Data extracted from a collection:
Start of Block

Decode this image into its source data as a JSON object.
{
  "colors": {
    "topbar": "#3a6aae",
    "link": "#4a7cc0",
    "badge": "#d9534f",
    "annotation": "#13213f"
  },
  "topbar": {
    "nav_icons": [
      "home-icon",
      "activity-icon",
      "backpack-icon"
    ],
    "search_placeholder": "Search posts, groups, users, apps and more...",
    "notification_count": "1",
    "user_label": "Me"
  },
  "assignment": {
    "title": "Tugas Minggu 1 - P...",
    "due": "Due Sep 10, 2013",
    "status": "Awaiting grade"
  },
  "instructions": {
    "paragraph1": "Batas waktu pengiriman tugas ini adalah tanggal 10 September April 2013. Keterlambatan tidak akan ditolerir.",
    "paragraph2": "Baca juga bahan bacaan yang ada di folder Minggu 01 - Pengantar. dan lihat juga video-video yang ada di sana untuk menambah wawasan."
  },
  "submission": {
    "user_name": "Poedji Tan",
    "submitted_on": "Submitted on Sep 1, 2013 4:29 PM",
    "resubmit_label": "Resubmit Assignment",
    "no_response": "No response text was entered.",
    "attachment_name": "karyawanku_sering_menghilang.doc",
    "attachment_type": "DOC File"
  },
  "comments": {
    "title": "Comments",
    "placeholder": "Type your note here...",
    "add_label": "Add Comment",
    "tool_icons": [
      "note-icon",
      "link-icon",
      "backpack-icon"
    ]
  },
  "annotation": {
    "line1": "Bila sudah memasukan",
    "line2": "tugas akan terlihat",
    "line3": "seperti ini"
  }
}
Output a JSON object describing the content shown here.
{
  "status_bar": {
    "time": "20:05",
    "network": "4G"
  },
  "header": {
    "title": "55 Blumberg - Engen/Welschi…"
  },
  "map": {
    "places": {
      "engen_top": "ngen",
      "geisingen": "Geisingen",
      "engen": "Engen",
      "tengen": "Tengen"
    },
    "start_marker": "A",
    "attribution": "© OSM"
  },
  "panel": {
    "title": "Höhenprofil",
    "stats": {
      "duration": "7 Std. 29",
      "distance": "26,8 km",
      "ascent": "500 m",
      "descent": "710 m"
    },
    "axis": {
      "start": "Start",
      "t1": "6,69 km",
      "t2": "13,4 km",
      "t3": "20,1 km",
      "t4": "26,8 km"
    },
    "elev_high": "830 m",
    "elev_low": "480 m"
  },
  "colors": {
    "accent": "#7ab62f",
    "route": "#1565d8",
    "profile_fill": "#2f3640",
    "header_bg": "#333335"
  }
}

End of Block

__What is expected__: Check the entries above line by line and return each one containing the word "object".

__Answer for this exercise__:
Decode this image into its source data as a JSON object.
Output a JSON object describing the content shown here.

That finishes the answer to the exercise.